But now he needs Lottie’s help to decipher the encoded letter that was left at the scene of the murder, together with those that were left at a number of high-profile crime-scenes in London. Initially hostile, she can’t refuse if her aid will see the murderer of her old family friend brought to justice, and an uneasy truce is struck between them.

Lottie’s resentment of Owen is deep-seated and she is furious with herself when she is forced to acknowledge that the girlish infatuation she had harboured for him has never died – and worse, that she’s as attracted to him as she ever was. She tries hard to maintain a frosty demeanour, but the more time she spends in his company, the more she remembers about old times while at the same time learning new things about the man he has become. Ms Johnson very wisely doesn’t drag out the misunderstanding between the couple, and even though they can’t completely agree, they have nonetheless come to a better understanding of the past well before the half-way point. Lottie is still keeping one devastating secret, and can’t bear the thought of losing Owen again so soon after their reconciliation. But the sudden realisation that there is a killer on their trail leaves them no time to figure out what happens next, as they are plunged into a desperate fight survival against an unknown adversary.

Anyone who reads science-fiction or suspense novels on a regular basis will know what I mean when I describe the rest of this book as a kind of “base under siege” story, which is something I don’t think I’ve come across in an historical romance before. For anyone unfamiliar with the term, it’s basically a story in which the protagonists are somehow trapped in a particular location and facing a threat – known or unknown – either from the outside or within. I really enjoyed this aspect of the book; Owen and Lottie still have things to sort out between them, but don’t let that get in the way of their working together to figure out the cipher and then to keep everyone safe; and the way their relationship is transformed throughout the course of the book is incredibly well-done. The balance between suspense and romance is just about right, and the author skilfully slips seamlessly between the two.

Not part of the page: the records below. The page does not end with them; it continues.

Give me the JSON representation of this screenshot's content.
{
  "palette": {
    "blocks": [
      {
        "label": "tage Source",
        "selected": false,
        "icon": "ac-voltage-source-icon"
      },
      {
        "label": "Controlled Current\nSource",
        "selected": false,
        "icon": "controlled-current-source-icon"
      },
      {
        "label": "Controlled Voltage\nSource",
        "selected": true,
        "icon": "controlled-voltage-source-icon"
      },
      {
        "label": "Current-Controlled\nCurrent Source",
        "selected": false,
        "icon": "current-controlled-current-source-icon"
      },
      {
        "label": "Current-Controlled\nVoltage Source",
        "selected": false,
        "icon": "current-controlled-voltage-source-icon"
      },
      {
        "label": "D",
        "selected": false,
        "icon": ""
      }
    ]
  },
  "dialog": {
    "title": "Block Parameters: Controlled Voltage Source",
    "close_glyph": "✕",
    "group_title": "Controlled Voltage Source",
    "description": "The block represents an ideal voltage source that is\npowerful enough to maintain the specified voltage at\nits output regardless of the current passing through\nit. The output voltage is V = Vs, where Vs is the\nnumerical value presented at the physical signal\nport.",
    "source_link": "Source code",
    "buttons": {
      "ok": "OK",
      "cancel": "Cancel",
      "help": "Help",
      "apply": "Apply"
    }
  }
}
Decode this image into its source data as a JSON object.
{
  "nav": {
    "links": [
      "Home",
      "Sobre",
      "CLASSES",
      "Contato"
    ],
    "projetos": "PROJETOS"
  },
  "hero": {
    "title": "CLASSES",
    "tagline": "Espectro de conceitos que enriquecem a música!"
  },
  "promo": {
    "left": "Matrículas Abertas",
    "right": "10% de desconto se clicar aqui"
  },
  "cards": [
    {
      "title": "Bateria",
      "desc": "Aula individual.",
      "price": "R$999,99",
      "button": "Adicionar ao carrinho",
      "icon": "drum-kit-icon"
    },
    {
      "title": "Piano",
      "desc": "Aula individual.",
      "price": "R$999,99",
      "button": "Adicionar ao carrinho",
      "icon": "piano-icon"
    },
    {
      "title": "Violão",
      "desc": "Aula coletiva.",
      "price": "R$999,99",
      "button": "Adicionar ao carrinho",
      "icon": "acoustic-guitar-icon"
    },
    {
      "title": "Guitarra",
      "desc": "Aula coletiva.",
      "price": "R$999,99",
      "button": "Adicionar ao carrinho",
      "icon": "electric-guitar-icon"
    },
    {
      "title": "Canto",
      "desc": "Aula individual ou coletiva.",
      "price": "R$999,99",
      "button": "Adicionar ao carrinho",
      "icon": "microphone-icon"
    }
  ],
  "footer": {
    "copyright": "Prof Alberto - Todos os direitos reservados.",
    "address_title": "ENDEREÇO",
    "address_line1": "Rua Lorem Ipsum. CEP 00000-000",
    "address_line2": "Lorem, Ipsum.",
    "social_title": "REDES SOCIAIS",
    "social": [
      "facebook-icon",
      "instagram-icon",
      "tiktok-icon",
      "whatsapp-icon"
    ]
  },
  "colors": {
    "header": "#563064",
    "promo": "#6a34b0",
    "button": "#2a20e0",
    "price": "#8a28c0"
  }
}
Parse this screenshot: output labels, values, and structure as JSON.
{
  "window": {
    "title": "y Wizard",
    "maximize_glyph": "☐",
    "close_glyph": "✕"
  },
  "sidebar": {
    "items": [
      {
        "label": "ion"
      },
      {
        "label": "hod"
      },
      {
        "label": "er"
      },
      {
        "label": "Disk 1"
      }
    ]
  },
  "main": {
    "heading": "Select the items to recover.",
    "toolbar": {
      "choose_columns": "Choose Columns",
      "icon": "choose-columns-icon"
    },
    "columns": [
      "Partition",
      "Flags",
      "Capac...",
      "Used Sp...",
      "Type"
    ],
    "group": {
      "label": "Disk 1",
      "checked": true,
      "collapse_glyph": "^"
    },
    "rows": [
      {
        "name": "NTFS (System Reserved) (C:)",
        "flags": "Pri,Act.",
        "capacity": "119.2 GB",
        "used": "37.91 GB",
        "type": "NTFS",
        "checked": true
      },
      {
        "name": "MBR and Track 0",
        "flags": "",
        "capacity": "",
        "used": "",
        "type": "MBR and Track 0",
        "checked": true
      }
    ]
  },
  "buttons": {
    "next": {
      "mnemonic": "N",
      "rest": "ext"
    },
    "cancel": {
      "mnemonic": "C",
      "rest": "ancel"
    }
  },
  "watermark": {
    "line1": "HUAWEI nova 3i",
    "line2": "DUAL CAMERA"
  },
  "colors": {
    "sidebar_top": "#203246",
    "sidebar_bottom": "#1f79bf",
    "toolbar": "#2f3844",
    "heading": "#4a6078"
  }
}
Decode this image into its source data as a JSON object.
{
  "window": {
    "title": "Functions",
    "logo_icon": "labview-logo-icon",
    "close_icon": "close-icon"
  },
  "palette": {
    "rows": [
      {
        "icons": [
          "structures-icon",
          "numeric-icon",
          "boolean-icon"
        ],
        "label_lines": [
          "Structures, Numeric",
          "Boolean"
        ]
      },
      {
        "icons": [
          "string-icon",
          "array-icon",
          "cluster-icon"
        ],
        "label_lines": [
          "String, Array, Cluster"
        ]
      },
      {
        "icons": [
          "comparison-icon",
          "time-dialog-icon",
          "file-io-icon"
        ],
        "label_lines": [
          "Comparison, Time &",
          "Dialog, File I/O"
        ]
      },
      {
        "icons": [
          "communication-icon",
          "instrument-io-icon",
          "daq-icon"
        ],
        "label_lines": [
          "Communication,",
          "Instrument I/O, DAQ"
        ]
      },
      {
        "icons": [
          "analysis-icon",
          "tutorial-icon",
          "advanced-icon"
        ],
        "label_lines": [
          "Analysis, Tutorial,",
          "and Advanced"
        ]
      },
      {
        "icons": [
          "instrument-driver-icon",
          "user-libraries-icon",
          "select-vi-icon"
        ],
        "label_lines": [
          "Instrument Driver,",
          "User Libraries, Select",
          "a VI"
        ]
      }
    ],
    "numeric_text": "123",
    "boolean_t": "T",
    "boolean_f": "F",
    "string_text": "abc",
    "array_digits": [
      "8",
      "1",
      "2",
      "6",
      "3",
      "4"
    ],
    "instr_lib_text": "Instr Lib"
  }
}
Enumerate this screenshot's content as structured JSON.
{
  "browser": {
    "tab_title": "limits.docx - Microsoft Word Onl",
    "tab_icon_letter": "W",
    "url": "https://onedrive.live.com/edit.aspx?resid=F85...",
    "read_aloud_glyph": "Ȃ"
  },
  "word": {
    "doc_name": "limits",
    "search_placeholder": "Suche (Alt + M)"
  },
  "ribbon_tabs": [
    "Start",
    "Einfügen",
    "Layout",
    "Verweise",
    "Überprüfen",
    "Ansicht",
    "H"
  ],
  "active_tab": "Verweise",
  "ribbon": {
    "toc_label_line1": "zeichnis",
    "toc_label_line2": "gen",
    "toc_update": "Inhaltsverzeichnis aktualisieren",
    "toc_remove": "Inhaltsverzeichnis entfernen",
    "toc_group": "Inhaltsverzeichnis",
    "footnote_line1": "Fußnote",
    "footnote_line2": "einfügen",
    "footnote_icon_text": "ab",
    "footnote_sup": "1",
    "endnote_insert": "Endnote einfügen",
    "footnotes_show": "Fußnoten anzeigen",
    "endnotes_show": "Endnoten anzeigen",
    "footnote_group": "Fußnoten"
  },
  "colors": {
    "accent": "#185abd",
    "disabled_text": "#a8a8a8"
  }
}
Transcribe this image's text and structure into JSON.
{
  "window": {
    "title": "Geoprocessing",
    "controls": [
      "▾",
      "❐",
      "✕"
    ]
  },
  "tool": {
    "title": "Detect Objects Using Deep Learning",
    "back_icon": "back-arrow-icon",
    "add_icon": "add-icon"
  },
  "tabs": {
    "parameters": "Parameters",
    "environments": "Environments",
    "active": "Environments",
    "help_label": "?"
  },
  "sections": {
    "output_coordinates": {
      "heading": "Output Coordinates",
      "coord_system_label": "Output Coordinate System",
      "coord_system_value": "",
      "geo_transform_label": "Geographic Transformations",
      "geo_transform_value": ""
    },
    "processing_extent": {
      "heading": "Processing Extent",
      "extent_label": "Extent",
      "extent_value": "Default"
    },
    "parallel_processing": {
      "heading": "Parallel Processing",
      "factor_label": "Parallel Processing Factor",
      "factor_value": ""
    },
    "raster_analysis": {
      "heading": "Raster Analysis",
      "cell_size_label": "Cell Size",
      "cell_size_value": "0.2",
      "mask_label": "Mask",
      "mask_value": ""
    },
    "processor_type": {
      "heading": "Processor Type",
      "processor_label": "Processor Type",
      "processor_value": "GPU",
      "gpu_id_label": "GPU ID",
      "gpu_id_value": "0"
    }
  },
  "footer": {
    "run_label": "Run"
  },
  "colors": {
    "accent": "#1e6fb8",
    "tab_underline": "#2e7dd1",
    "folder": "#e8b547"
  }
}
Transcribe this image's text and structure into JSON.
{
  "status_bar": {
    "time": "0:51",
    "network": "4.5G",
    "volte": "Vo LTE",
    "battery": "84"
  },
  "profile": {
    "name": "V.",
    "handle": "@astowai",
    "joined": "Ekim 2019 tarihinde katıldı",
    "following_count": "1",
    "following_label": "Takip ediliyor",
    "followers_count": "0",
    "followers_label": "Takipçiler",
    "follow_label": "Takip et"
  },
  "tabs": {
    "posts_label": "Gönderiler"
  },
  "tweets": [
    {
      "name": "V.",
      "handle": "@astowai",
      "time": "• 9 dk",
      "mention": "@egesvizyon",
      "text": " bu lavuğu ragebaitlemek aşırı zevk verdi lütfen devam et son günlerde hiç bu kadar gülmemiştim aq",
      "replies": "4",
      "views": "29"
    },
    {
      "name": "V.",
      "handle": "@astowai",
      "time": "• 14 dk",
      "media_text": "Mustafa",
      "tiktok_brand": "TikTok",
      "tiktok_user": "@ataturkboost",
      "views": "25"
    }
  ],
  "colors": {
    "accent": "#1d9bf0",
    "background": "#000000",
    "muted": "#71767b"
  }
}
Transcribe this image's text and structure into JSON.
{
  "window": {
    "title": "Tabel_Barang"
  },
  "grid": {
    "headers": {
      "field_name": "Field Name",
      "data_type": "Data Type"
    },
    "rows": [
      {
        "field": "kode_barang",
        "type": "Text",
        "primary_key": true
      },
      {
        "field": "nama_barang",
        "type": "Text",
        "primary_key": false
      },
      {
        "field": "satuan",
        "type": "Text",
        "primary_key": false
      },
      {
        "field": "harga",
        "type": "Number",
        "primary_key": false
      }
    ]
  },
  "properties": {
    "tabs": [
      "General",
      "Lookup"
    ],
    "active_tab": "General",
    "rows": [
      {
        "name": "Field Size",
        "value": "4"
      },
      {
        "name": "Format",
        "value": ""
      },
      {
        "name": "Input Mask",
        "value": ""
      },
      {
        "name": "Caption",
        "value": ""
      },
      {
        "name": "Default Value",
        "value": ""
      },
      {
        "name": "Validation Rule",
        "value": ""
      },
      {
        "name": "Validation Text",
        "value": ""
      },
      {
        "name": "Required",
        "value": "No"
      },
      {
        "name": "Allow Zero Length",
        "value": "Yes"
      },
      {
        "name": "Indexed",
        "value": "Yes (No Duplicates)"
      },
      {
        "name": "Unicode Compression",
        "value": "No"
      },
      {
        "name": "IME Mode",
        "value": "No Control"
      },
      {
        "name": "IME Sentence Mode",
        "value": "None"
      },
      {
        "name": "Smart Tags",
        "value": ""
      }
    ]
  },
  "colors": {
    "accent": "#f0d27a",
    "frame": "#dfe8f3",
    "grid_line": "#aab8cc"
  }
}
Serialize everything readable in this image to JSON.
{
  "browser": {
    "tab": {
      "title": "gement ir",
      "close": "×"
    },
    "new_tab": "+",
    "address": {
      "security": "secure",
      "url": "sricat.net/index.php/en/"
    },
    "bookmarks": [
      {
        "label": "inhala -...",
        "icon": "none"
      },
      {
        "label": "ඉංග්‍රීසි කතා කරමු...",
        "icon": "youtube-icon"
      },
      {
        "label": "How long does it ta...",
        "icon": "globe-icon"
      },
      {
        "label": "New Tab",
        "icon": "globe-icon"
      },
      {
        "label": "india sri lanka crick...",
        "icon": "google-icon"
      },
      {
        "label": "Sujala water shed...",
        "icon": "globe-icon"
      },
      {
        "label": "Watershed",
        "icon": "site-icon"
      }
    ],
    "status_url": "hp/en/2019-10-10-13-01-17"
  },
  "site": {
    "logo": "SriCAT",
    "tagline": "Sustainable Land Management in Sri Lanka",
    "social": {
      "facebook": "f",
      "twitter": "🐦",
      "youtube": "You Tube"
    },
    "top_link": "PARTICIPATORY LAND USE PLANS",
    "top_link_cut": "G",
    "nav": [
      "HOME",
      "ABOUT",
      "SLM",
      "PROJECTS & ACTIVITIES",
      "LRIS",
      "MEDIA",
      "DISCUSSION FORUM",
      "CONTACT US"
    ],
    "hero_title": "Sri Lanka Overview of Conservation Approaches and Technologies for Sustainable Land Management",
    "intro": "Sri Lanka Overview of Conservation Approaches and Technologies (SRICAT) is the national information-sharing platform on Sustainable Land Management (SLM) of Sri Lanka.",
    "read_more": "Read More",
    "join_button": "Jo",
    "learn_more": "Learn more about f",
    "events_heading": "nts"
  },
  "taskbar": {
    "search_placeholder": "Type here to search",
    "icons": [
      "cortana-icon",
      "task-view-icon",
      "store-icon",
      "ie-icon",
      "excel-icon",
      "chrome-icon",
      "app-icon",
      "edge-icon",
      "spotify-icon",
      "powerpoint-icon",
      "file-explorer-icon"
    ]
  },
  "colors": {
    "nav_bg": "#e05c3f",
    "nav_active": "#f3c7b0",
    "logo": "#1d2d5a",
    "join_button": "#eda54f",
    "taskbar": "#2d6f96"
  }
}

Both protagonists are three-dimensional, flawed characters whose interactions are enlivened by humour and a lovely undercurrent of affection and attraction, even during that initial period of hostility and mistrust. They have great chemistry and I loved their flirtatious, tender and sometimes combative interactions. Owen is a gorgeous hero – an honourable man who is nonetheless prepared to make sacrifices for the woman he has loved for so long; a man of action when he has to be, and a man accustomed to command in a way that is attractive rather than arrogant. Lottie is highly intelligent and devoted to her family, but is blinded by the deep love she held for the father who used her for his own ends. The secondary characters of Owen’s colleagues and Lottie’s siblings are well-rounded, with inner lives of their own, and I’m intrigued at the prospect of Esther – whose revelations late on in the story are most unexpected – and Sir Samuel as a future couple in another book in the series.

A Talent for Trickery is the sort of book that leaves one with a smile on one’s face and a feeling of real satisfaction after it’s finished. It’s not flashy or gimmicky; it’s just a very well-told story peopled with characters whose flaws make them easy to identify with and like and I’m happy to recommend it. Welcome back, Ms Johnson – and please don’t make me wait another three years for your next book!